Nor is this process a new one. In 1903, a Russian anti-Semitic newspaper published The Protocols of the Learned Elders of Zion, a document claiming that a secret society of wealthy Jews was seeking world domination with the help of Satanic powers. The work was soon proved to be a hoax; yet Sergey Nilus, a Russian mystic who promoted its publication, responded:

Let us admit that the Protocols are spurious. But can’t God use them to unmask the iniquity that is being prepared. Didn’t Baalam’s ass prophesy? Can’t God, for the sake of our faith, change dog bones into miracle-working relics? So he can put the announcement of truth into a lying mouth.

qtd. in Cohn 1996: 102

In short, the knowledge that a given narrative frame was originally proposed as a fiction or hoax is ultimately not very important if the scenario proves plausible and compelling as a way to view or experience real life. It follows that a lively legend complex will achieve its primary social impact through ostension, that is, its use in perceiving and shaping the emerging present. Such narratives, through serial recomposition and communal discussion, become traditions with the power to create the future out of the past, as Henry Glassie put it (2003:176).


The actual truth of the matter now is beyond recovery, for most of the central figures are either in poor health or deceased. When the Logan Police reopened the case in the light of McKnight’s confession, the lead investigator found that the files and evidence retained from Johnston’s trial had been stored in disarray in a building with a leaky roof. To his dismay, he found some crucial files damaged and the bulk of the paperwork so disordered that it could not be sorted out. Some crucial evidence simply had disappeared. There simply was no way to test any of the proposed accounts, including McKnight’s confession, to prove his version of the murder beyond any reasonable doubt.
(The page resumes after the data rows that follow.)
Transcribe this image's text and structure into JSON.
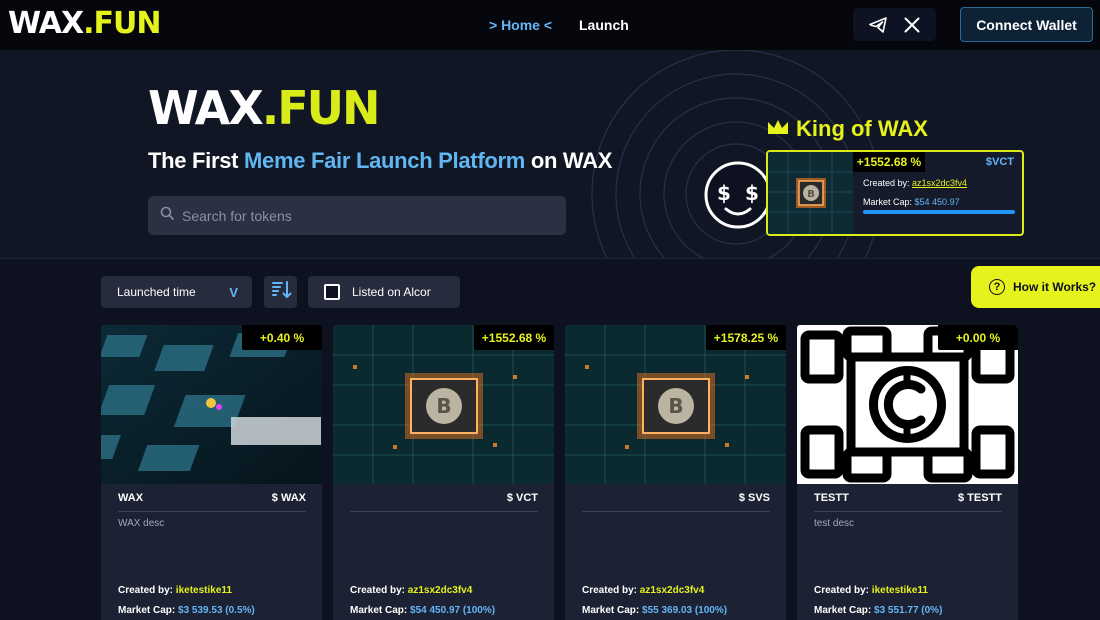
{
  "header": {
    "logo_wax": "WAX",
    "logo_dot": ".",
    "logo_fun": "FUN",
    "nav": {
      "home": "> Home <",
      "launch": "Launch"
    },
    "socials": [
      "telegram-icon",
      "x-icon"
    ],
    "connect_wallet": "Connect Wallet"
  },
  "hero": {
    "logo_wax": "WAX",
    "logo_dot": ".",
    "logo_fun": "FUN",
    "tagline_pre": "The First ",
    "tagline_accent": "Meme Fair Launch Platform",
    "tagline_post": " on WAX",
    "search_placeholder": "Search for tokens"
  },
  "king": {
    "title": "King of WAX",
    "percent": "+1552.68 %",
    "ticker": "$VCT",
    "created_label": "Created by: ",
    "creator": "az1sx2dc3fv4",
    "mcap_label": "Market Cap: ",
    "mcap_value": "$54 450.97",
    "progress": 1.0
  },
  "filters": {
    "sort_label": "Launched time",
    "sort_chevron": "V",
    "alcor_label": "Listed on Alcor",
    "how_label": "How it Works?",
    "how_icon": "?"
  },
  "cards": [
    {
      "name": "WAX",
      "ticker": "$ WAX",
      "percent": "+0.40 %",
      "description": "WAX desc",
      "created_label": "Created by: ",
      "creator": "iketestike11",
      "mcap_label": "Market Cap: ",
      "mcap_value": "$3 539.53 (0.5%)",
      "image": "screen-data-image"
    },
    {
      "name": "",
      "ticker": "$ VCT",
      "percent": "+1552.68 %",
      "description": "",
      "created_label": "Created by: ",
      "creator": "az1sx2dc3fv4",
      "mcap_label": "Market Cap: ",
      "mcap_value": "$54 450.97 (100%)",
      "image": "bitcoin-chip-image"
    },
    {
      "name": "",
      "ticker": "$ SVS",
      "percent": "+1578.25 %",
      "description": "",
      "created_label": "Created by: ",
      "creator": "az1sx2dc3fv4",
      "mcap_label": "Market Cap: ",
      "mcap_value": "$55 369.03 (100%)",
      "image": "bitcoin-chip-image"
    },
    {
      "name": "TESTT",
      "ticker": "$ TESTT",
      "percent": "+0.00 %",
      "description": "test desc",
      "created_label": "Created by: ",
      "creator": "iketestike11",
      "mcap_label": "Market Cap: ",
      "mcap_value": "$3 551.77 (0%)",
      "image": "chain-coin-image"
    }
  ],
  "colors": {
    "accent_yellow": "#e6f21c",
    "accent_blue": "#64b5f6",
    "background": "#0d1120"
  }
}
And so my legendlike range of options remains open. The couple could have been enticed by devil worshippers, given drugs, and then murdered as a human sacrifice to Satan. Or killed by prominent citizens of Logan to protect their underground crime ring of drug and pornography trafficking. Or lured into the hands of a drug-crazed killer by that seemingly harmless bag of “killer weed.” Or Dale Johnston might have killed the two to cover up his incestuous activity and escaped thanks to clever lawyers and a bumbling prosecution team. Or he might have been framed by the lead investigator to cover up his hidden involvement in occultism or his cult associates’ guilt. Or the police, motivated by intense public pressure, might have railroaded him as a scapegoat for the threat of criminal conspiracies that many believed were destroying their small town family values. Chester McKnight might have committed the murder, his shifting stories simply the result of his understandable reluctance to confront the memories of his violent act, blurred by drug use and passing time. Or he might have cobbled together his story as a means of gaining social power and privileges in the institution that he admits had become his permanent home.

So: case not closed for this folklorist. The closer one looks, the more one feels that Dégh and Vázsonyi were quite right: “fact can become narrative and narrative can become fact” (1995: 261). We should continue to grapple with a growing realization that ostension is not limited to occasional deviant acts like the Waukesha Slender Man “sacrifice.” Rather, ostension, like the use of “normal crime” narrative frames by police, is simply part of our normal, day-to-day, routine way of life.